The main items on Ball’s mind are the baby grand piano and a huge collection of photo albums.
Of the piano she says, “The girls wanted me to keep it, so I keep it.” Her mother bought it in the mid-1940s and taught Ball and both of her daughters to play on it.
Now Mikayla is learning to play the piano — Ball is teaching her. The 12-year-old has adopted her mother’s flute and piccolo and seems to have inherited her talent as well.
As for the photo albums, Ball says she can’t throw away pictures. “My mom was religious about putting things in albums.” But they’re taking up most of the closet space in her apartment.
What’s she to do?
Echoing Callaway, Ball says that sooner or later Nancy will have to deal with all of it. She’d really like the piano out in the near future, though. She has even thought of shipping it to Nancy but knows the cost would be exorbitant.
Kaki Speicher of Shawnee can offer some counsel about shipping large items.
She’s mother to four, ages 31 to 45. And before we get into the shipping stories, quick shoutout to Katie, the youngest Speicher, who rented a storage unit for her stuff before she moved to Taiwan recently. Nice work, Katie.
The Speichers will be moving to Florida in March, which means they’re anxious to deal with their other daughter Trinn’s large doll collection and son Greg’s Brio trains.
So Speicher packed the Madame Alexander dolls — a precursor to American Girl dolls — into three giant boxes and shipped them to Trinn, 42, in Houston. Before Speicher knew what hit her, the boxes were back on her doorstep, and she ended up paying for a round-trip ticket for them.
Trinn says she was never notified by the shipper that they had arrived. Katie to the rescue, though.
According to her mom, “Katie thinks it’s hysterical,” so she offered up some real estate in her storage unit for the dolls.
And lucky for Greg, 39, that he already happens to live in Florida. His Brio trains will ride along with all his parents’ other possessions.
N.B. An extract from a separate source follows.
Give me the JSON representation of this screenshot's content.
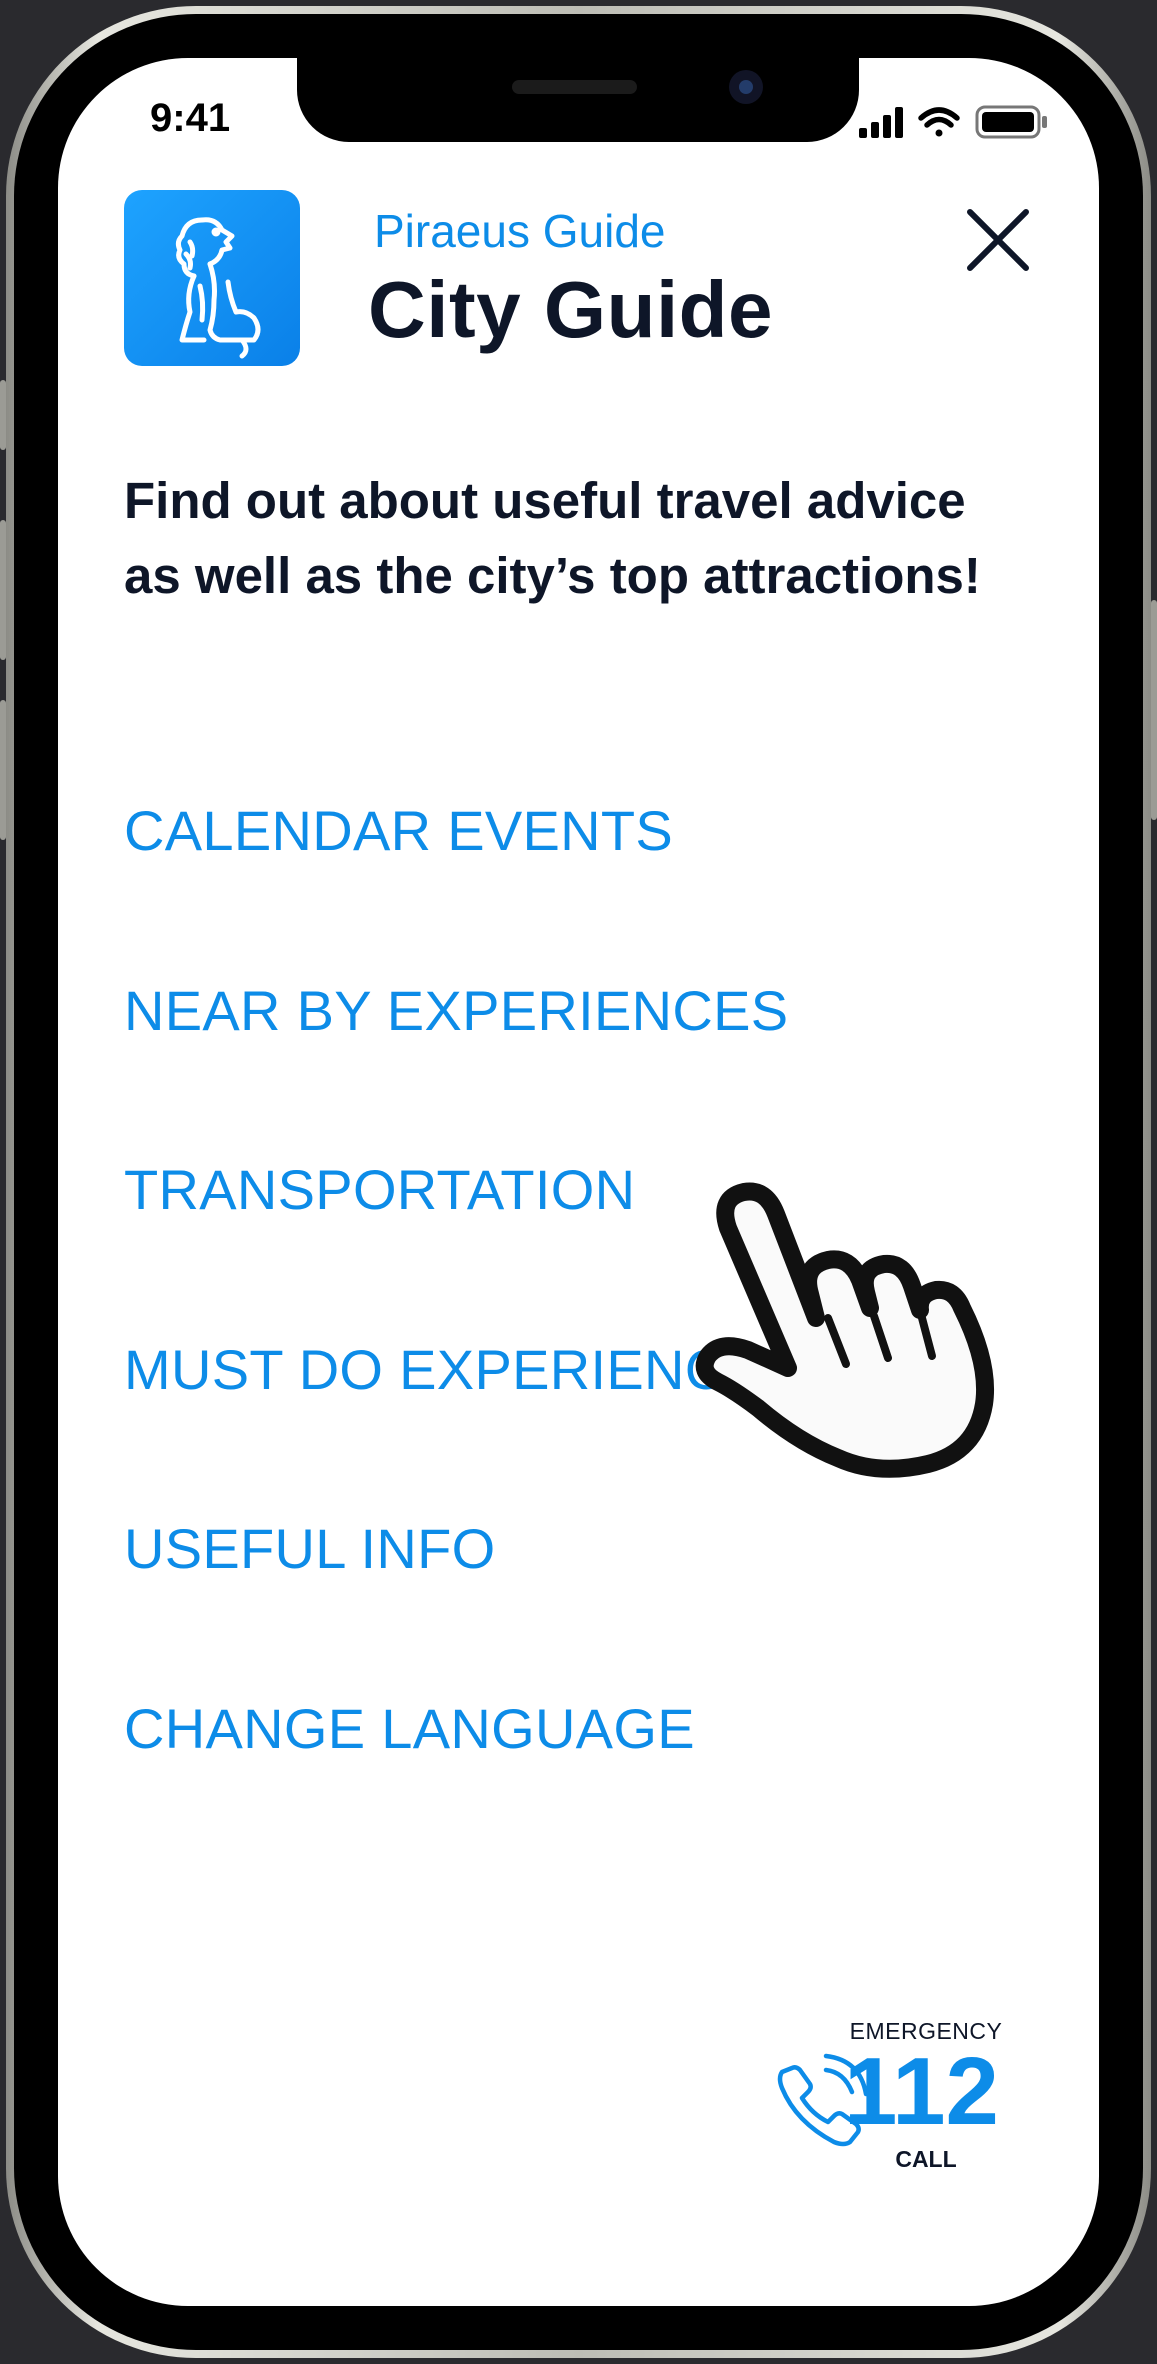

To his credit, he’d been telling his mother to get rid of them for years.
But she refused. “Being a mama, that’s part of my problem. I thought, someday he’ll change his mind. We just found out that in June he’s having a son,” Speicher says, smiling big.
My own father tells me that “in the final analysis, it’s really not a big deal, unless it’s turned into an unhealthy hoarding situation.” But he also notes that, “The longer you keep stuff, the higher the sentimental value grows, until these things become priceless in everybody’s minds.”
Little does he know that those Cabbage Patch dolls are priceless and that one day, when the style comes back around, I’ll be strutting my stuff in that acid-washed jacket.